Thursday, December 27, 2012

Page 25

I believe this will be my last post on the blog for the year 2012. To look back, one of the biggest accomplishment of this year was to quit my job and start work on my book. I had many thoughts muddled in my head during the mid year as to what direction I should take my work to. But with the year coming to an end, it seems pretty sorted for now. Apart from the book, I am glad for the onset of Perch Project too. I am very thankful to Hazel for this, doing this project alone wouldn't have been possible. A bow of honour to all the people who have shared the enthusiasm towards Perch Project. Your 'likes' and 'shares' are not just mere social network tools, but a fuel to the project's belief and will to grow further. The fat bird of Perch Project blesses you all. No doubt that next year awaits a work avalanche with many plans brewing, but I hope to take it well and merge it with some travel plans too. 

To talk a bit more about the book, I doubt that if I can have a definite calendar for it to wrap it up. Many other projects need to start growing simultaneously, and the book is something I wouldn't want to hurry on. Although, I have to be cautious to not let it slip off. 

Last week, I finished the 25th page of my book. This page came from a snug hole memory of my childhood days. The days when the whole locality used to gather up at the few homes where a T. V. set was available to watch the evening films being shown on Door Darshan. We had a 'Weston' television, neighbourhood  kids, and some elders would gather in our drawing room for the Saturday films. Jaggery, puffed rice and roasted gram was the popcorn of a small town. Those who had other task to move on to or couldn't find a place inside would watch the film through the window grill. 

I believe such evenings don't belong to just my childhood, but of many others who grew up in late eighties and early nineties. I have tried to capture those evenings in the page 25 of the book. I imagined it to be more of a crowded page, but subconsciously the elements from the drawing room's decor propped into the page too while I was penciling. It seemed justified to let these things retain its share in the page. Here are the three step process of drawing, inking and colouring the page - 

Saturday, December 15, 2012


Whenever I am in the MG Road vicinity, tea at Koshy's and then strolling down to Blossom's on Church Street has become an old habit. At Blossom's I would drop my bag at the counter and climb the stairs up to look for new graphic novels and hunt for old editions of classics. During one of such activities, I came across the P. G. Wodehouse series published by Penguin with covers done by an illustrator who signed off as 'Ionicus'. The cover had crumpled edges, but the artwork it embodied had crisp, clean lines demarcating the skilled use of watercolours. It had a simplicity and beauty one would like to belong to, and the pictures told the reader what awkwardness was stored in the book. From that day onwards, I have often spent a lot of time excruciating my eye filtering such publications out of huge stacks lying in the back shelves of Blossom's. With luck, I have found four so far. I believe, the staff only shell out a few copies out to keep luring me in time after time. And like a cat, I know the precious bait too well to surrender. If any of you lucky ones have got a copy of Ionicus's illustrated cover, please do mail me a scan of it on I will be extremely grateful to you for this. 

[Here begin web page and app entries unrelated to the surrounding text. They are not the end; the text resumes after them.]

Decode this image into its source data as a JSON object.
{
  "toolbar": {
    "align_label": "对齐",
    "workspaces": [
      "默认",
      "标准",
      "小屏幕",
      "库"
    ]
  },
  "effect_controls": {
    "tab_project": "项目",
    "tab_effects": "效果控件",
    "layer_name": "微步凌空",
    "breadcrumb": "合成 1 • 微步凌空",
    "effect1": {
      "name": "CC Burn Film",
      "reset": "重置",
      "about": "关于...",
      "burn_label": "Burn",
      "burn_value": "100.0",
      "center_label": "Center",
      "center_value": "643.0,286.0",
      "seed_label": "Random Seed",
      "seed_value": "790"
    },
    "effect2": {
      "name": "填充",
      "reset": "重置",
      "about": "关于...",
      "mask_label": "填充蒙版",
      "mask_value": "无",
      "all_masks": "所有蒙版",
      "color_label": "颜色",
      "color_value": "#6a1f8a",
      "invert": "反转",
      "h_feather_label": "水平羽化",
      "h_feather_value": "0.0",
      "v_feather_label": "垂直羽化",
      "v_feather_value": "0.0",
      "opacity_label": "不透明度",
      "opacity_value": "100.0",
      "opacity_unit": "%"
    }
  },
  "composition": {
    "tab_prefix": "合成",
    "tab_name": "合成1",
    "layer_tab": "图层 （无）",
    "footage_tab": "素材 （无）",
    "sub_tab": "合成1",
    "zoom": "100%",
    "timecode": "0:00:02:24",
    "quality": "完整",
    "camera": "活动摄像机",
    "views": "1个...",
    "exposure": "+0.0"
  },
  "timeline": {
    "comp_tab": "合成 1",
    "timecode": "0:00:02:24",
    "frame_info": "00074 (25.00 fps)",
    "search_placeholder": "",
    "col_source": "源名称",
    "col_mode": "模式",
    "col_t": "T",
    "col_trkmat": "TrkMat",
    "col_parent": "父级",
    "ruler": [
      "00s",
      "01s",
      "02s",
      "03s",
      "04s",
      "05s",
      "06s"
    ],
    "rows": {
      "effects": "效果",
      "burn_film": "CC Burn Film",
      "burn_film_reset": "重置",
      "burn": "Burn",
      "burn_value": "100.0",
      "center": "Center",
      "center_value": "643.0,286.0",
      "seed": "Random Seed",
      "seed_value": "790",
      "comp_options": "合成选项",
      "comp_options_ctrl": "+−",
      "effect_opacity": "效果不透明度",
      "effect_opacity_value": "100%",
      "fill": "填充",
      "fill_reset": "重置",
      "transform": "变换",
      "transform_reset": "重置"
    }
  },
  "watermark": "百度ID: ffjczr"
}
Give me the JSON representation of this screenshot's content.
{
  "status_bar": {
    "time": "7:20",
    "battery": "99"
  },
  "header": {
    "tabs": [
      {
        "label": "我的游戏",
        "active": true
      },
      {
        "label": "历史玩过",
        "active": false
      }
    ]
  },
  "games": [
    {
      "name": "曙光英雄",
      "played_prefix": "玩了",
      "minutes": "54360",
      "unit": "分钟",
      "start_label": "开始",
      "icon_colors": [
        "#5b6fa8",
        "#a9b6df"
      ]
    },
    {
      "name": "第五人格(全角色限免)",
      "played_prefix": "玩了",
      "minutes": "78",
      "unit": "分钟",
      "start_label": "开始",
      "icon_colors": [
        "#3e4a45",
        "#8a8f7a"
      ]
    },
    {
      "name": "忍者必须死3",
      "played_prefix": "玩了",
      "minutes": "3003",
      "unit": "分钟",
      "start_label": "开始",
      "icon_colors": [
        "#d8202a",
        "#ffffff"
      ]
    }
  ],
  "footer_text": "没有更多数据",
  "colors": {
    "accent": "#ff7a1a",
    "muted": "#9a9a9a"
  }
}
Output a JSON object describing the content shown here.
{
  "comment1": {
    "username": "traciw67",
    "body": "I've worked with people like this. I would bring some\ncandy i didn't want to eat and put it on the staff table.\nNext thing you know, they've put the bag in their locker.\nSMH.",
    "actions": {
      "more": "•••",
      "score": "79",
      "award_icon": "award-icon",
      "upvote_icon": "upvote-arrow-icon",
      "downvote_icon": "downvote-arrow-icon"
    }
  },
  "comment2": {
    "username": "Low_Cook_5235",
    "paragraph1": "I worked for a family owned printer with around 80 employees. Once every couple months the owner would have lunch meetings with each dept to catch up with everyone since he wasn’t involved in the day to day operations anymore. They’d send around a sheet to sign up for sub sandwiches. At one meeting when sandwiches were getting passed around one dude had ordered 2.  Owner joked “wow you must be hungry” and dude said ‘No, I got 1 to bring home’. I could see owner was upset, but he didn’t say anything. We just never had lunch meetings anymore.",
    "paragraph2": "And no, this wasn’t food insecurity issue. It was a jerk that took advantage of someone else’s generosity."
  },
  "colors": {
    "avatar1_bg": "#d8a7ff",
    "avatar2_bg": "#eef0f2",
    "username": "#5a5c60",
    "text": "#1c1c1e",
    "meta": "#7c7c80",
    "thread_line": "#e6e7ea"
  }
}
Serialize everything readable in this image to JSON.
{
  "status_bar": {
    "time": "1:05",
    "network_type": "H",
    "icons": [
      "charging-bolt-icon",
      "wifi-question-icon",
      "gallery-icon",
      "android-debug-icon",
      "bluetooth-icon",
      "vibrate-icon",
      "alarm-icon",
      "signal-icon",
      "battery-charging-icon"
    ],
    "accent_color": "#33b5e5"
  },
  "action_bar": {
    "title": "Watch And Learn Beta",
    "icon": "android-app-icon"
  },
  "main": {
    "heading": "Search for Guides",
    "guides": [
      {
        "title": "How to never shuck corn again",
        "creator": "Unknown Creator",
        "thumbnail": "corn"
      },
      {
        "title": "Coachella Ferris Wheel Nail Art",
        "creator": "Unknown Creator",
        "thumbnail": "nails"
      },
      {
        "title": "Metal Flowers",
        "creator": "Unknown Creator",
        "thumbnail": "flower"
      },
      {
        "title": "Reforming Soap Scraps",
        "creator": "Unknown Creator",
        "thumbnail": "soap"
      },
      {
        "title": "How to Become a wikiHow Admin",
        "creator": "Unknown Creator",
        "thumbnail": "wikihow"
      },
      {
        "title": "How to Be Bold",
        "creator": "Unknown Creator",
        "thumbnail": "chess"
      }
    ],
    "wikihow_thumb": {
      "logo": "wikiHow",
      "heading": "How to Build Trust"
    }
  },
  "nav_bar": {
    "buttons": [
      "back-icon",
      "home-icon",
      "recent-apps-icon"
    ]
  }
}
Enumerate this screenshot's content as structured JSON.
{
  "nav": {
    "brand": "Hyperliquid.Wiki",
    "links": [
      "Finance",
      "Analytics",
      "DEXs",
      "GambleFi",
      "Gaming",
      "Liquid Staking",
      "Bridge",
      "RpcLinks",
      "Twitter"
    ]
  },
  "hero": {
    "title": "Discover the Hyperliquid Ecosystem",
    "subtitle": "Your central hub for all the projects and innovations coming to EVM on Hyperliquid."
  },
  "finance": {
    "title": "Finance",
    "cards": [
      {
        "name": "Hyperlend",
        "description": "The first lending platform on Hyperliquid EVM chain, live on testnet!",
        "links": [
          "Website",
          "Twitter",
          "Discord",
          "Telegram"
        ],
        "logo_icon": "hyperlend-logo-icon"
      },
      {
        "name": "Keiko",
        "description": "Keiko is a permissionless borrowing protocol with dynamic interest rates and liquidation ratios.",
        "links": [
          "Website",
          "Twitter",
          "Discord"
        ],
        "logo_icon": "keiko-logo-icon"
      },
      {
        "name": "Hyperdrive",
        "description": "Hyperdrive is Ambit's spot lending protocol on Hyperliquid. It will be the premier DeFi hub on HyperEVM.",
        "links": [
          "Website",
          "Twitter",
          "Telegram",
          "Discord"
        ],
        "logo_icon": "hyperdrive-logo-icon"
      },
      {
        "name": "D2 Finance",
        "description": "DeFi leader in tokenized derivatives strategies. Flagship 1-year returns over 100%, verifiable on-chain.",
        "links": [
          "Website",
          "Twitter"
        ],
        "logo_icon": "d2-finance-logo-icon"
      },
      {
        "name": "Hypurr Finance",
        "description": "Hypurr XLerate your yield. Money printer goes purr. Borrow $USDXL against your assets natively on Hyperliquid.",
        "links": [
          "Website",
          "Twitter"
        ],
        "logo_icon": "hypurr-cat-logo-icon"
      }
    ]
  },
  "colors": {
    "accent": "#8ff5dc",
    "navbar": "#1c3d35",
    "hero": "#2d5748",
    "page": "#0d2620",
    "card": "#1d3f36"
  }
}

Ionicus was the pen name of Joshua Armitage (26 September 1913 – 1998), an English illustrator.
He is best known for drawing the covers for a wide range of Penguin editions of P. G. Wodehouse, though he also contributed cartoons and drawings to Punch for more than 40 years, and provided cover designs and text illustrations for nearly 400 books in total.
- Wikipedia

Tuesday, December 11, 2012

Precious Gift

But you must also know this, Thoma, you must accept the inescapable truth. Even an alcoholic gives his son a gift. A precious gift, in fact. You will never ever be a drunkard. That is how it is, that is how it goes.

The happiest man in the world are the men who swore that they would never become their fathers. That is how the alpha males became endangered. Their sons decided that they would not become their fathers, they would be decent men, they would not sleep with strangers through the night, they would buy curtains, they would transfer food from large bowls into smaller bowls and put them in the fridge, they would not be their fathers. In a world full of new men who did not want to be their fathers, what chance did the alpha males have?
- The Illicit Happiness of Other People, Manu Joseph 

Sunday, December 2, 2012

Brainwave. Issue 25. Doomsday Alerts

Apart from being a hermit, and working on my graphic novel, I have been doing occasional freelance work for Brainwave. The next issue's theme was decided long time ago by the Mayans when they ran out of wall space to extend the calendar dates. Which has over the years helped a lot of production houses and news channels in killing air time with their Nostradamus gymnastics. Leaving the horrendously looped conspiracy videos aside, here's my take on the cover - 

I also did a spot illustration for the 'Geek Speak' section.